Records drawn from a dataset:
☆ ☆ ☆ ☆ ☆ ☆ ☆

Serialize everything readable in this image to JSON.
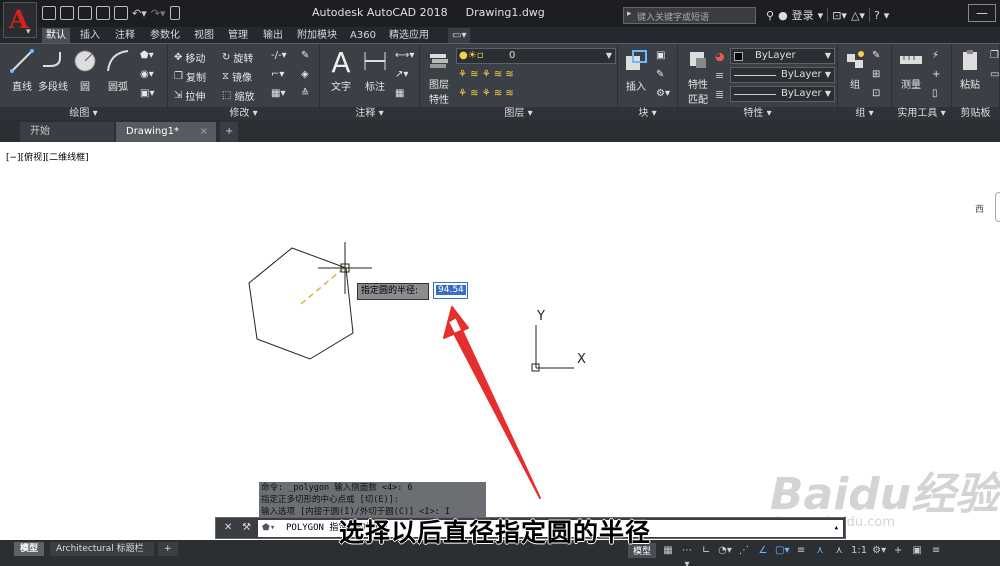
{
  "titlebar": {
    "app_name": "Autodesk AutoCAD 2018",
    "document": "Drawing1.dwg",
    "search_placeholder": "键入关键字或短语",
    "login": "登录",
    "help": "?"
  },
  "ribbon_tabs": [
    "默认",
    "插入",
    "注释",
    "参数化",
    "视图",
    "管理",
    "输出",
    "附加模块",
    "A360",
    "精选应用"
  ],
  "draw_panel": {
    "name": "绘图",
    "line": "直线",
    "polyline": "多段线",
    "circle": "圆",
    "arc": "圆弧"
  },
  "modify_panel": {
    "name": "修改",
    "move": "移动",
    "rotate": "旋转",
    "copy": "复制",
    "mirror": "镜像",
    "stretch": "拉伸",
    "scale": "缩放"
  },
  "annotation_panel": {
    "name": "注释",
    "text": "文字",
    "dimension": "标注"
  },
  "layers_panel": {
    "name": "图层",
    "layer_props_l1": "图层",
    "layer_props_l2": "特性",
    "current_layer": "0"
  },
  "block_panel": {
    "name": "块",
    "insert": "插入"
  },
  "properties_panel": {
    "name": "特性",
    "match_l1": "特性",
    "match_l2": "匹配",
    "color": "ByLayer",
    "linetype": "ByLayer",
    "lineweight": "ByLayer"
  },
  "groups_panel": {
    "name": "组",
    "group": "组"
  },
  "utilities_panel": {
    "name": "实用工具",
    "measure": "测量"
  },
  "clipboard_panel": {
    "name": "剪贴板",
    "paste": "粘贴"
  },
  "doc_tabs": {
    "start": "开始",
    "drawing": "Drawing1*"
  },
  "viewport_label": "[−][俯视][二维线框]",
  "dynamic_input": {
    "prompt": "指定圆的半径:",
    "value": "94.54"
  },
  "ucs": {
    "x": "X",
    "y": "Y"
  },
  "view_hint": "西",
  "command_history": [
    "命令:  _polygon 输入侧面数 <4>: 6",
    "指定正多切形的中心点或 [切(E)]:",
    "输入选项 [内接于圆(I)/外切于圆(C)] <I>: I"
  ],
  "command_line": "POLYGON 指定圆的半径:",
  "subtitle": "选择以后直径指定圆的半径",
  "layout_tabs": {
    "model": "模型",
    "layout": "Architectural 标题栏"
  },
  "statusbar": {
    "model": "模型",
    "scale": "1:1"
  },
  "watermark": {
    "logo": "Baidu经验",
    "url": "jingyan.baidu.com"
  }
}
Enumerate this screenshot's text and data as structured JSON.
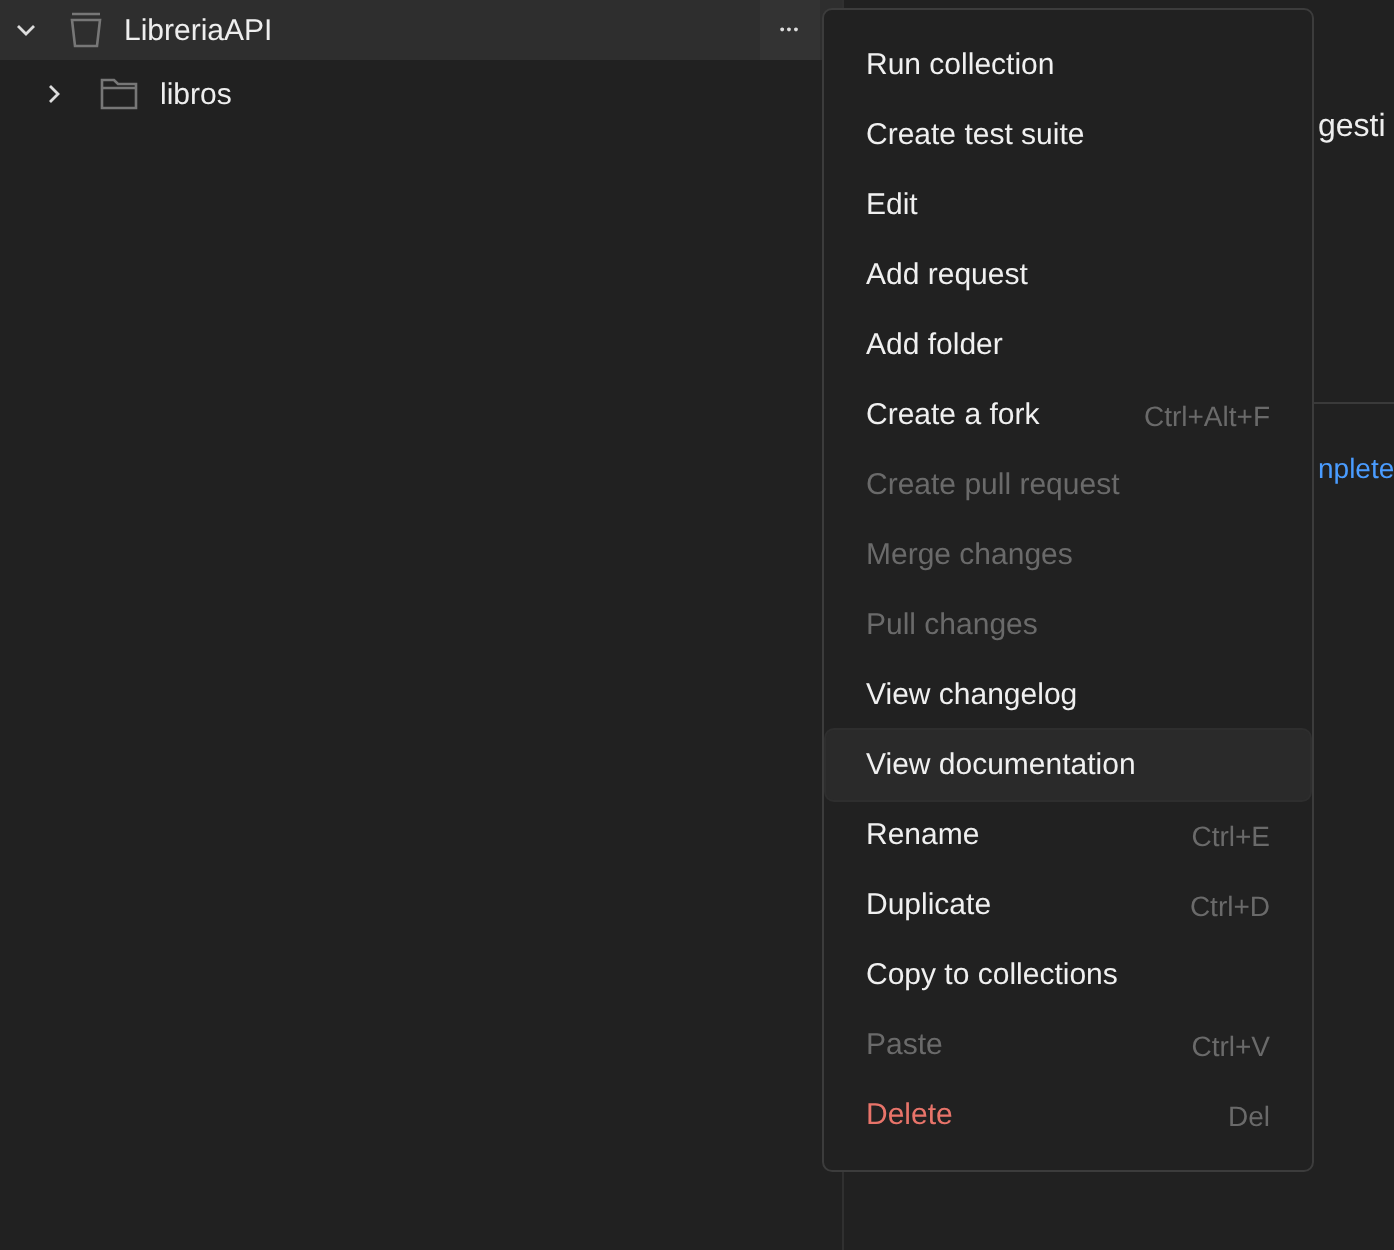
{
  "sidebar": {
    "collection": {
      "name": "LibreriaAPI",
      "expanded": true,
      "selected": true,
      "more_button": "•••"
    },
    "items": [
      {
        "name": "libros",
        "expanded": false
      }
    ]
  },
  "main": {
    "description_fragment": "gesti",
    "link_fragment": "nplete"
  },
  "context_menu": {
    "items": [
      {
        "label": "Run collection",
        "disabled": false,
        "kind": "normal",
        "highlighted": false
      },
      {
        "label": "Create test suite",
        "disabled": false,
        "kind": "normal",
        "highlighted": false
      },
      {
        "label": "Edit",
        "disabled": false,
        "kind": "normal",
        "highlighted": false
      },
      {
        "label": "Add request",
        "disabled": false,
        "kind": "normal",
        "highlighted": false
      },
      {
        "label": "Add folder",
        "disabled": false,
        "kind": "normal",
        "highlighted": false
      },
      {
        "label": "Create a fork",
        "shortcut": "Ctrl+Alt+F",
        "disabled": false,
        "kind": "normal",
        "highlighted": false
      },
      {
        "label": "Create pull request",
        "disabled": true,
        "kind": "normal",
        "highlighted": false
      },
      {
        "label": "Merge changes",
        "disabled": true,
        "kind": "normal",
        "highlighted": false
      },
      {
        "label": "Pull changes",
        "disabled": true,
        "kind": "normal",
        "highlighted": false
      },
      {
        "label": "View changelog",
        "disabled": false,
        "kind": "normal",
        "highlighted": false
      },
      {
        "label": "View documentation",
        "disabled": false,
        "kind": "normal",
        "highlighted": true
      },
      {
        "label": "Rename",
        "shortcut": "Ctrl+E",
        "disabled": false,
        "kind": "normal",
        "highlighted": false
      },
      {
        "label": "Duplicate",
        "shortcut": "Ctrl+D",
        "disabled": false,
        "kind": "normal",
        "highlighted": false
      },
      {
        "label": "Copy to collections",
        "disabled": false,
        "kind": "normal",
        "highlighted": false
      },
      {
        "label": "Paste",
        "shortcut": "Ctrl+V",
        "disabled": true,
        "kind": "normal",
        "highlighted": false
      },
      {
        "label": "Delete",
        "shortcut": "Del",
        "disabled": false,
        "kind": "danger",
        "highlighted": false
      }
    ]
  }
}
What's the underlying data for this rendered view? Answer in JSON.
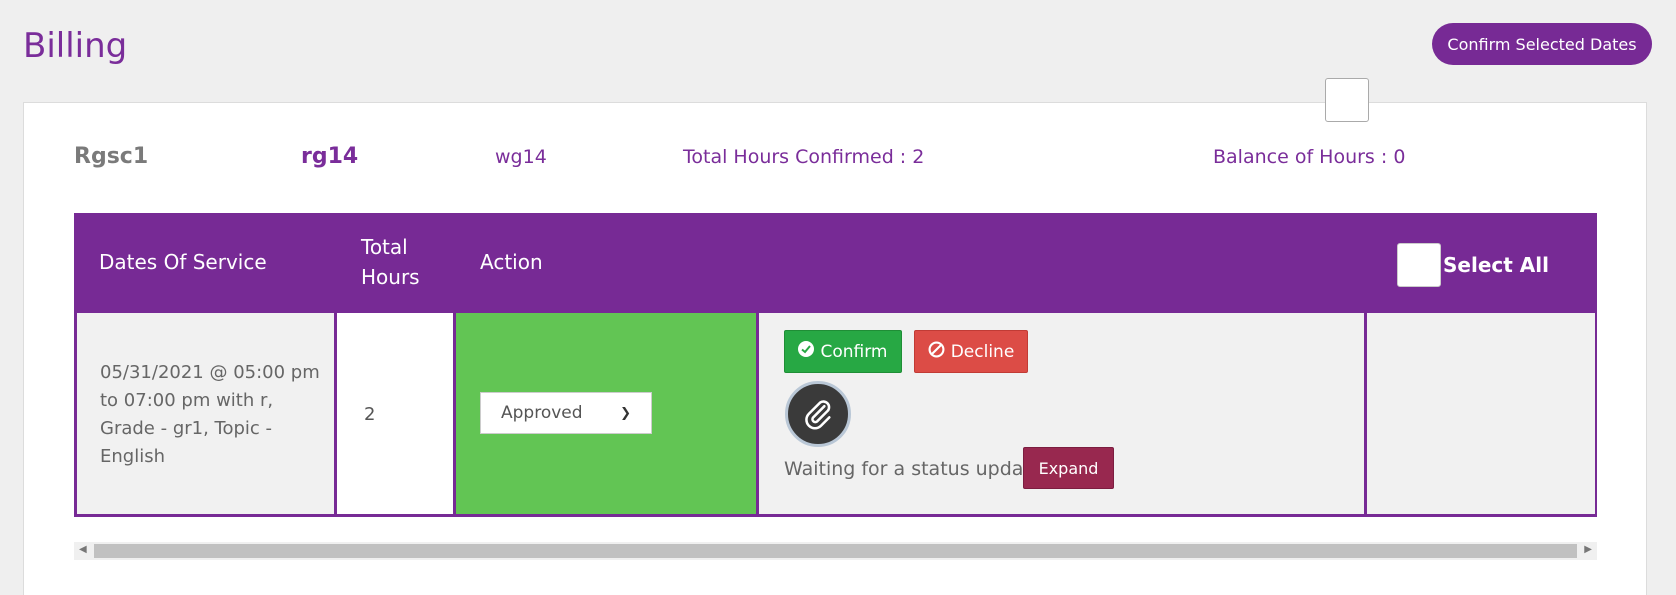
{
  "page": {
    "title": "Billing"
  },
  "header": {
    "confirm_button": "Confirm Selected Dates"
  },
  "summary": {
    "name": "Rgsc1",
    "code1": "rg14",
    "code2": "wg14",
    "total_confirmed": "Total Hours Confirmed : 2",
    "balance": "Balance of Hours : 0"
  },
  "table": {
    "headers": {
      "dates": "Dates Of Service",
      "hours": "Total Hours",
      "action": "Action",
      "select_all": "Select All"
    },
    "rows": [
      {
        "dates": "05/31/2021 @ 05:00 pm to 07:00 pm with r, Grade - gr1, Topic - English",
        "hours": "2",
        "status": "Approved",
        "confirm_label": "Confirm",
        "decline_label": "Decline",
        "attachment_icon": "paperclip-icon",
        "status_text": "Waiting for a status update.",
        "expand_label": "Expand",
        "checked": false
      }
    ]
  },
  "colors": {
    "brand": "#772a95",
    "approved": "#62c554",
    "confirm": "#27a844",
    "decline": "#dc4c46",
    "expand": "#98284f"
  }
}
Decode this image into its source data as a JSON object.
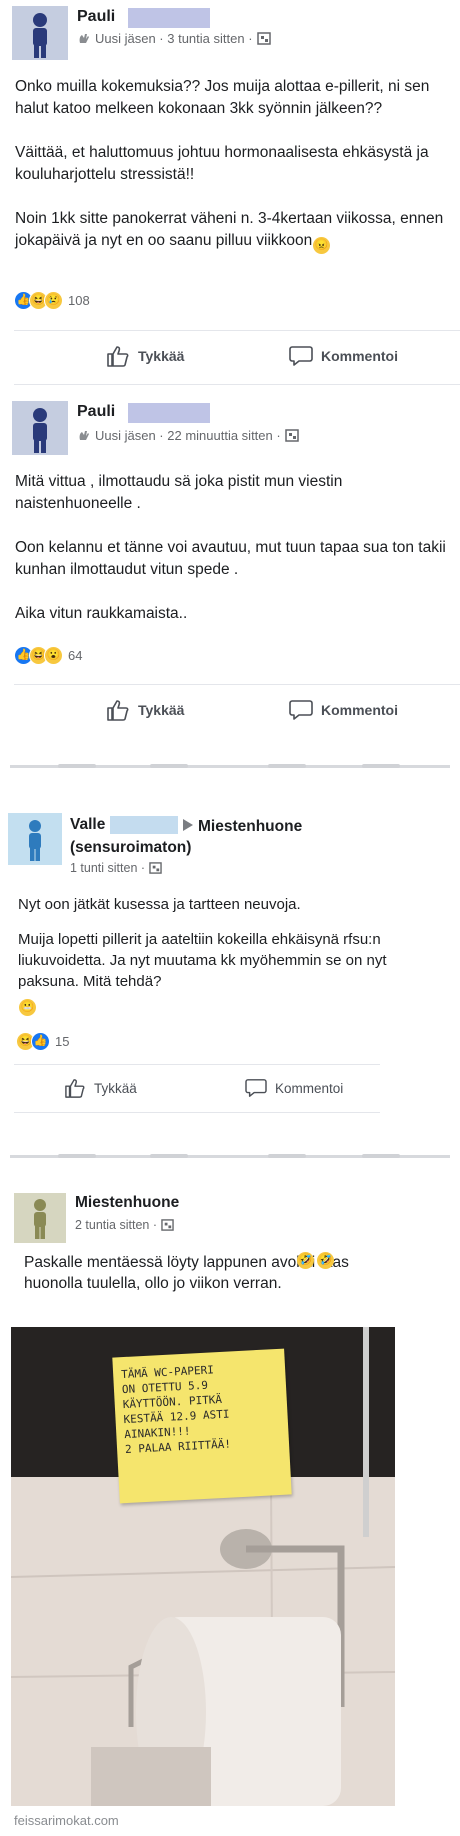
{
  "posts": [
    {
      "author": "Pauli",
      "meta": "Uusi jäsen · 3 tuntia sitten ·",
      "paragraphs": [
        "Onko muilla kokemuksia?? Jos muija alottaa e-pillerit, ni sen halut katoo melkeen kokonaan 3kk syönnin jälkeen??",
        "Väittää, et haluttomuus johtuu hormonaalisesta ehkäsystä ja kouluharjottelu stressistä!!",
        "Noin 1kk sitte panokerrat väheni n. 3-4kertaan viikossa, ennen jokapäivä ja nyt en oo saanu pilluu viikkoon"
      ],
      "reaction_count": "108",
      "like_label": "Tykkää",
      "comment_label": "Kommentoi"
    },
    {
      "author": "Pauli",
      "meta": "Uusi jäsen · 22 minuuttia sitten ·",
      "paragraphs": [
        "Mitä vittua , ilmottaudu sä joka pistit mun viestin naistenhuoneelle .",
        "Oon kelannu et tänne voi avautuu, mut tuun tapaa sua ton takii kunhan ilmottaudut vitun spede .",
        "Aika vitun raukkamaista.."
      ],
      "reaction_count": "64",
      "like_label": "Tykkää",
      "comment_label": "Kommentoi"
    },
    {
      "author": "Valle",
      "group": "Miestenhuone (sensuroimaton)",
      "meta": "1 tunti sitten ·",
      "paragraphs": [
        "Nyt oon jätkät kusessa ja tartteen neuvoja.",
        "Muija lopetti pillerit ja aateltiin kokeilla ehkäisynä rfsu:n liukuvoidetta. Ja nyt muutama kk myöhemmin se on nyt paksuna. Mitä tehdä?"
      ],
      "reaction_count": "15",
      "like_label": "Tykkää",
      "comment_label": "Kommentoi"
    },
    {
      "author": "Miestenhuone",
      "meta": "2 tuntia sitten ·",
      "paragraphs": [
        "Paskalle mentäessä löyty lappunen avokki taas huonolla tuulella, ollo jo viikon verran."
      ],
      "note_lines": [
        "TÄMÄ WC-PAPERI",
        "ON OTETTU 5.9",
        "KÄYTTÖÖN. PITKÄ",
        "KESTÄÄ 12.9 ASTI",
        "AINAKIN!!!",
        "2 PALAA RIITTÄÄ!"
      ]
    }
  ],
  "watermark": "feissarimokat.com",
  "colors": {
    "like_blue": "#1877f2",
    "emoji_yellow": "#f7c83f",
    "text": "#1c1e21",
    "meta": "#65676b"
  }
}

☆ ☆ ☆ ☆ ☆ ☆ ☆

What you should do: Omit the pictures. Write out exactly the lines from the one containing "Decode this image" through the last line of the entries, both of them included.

Response box:
Decode this image into its source data as a JSON object.
{
  "posts": [
    {
      "author": "Pauli",
      "meta": "Uusi jäsen · 3 tuntia sitten ·",
      "paragraphs": [
        "Onko muilla kokemuksia?? Jos muija alottaa e-pillerit, ni sen halut katoo melkeen kokonaan 3kk syönnin jälkeen??",
        "Väittää, et haluttomuus johtuu hormonaalisesta ehkäsystä ja kouluharjottelu stressistä!!",
        "Noin 1kk sitte panokerrat väheni n. 3-4kertaan viikossa, ennen jokapäivä ja nyt en oo saanu pilluu viikkoon"
      ],
      "reaction_count": "108",
      "like_label": "Tykkää",
      "comment_label": "Kommentoi"
    },
    {
      "author": "Pauli",
      "meta": "Uusi jäsen · 22 minuuttia sitten ·",
      "paragraphs": [
        "Mitä vittua , ilmottaudu sä joka pistit mun viestin naistenhuoneelle .",
        "Oon kelannu et tänne voi avautuu, mut tuun tapaa sua ton takii kunhan ilmottaudut vitun spede .",
        "Aika vitun raukkamaista.."
      ],
      "reaction_count": "64",
      "like_label": "Tykkää",
      "comment_label": "Kommentoi"
    },
    {
      "author": "Valle",
      "group": "Miestenhuone (sensuroimaton)",
      "meta": "1 tunti sitten ·",
      "paragraphs": [
        "Nyt oon jätkät kusessa ja tartteen neuvoja.",
        "Muija lopetti pillerit ja aateltiin kokeilla ehkäisynä rfsu:n liukuvoidetta. Ja nyt muutama kk myöhemmin se on nyt paksuna. Mitä tehdä?"
      ],
      "reaction_count": "15",
      "like_label": "Tykkää",
      "comment_label": "Kommentoi"
    },
    {
      "author": "Miestenhuone",
      "meta": "2 tuntia sitten ·",
      "paragraphs": [
        "Paskalle mentäessä löyty lappunen avokki taas huonolla tuulella, ollo jo viikon verran."
      ],
      "note_lines": [
        "TÄMÄ WC-PAPERI",
        "ON OTETTU 5.9",
        "KÄYTTÖÖN. PITKÄ",
        "KESTÄÄ 12.9 ASTI",
        "AINAKIN!!!",
        "2 PALAA RIITTÄÄ!"
      ]
    }
  ],
  "watermark": "feissarimokat.com",
  "colors": {
    "like_blue": "#1877f2",
    "emoji_yellow": "#f7c83f",
    "text": "#1c1e21",
    "meta": "#65676b"
  }
}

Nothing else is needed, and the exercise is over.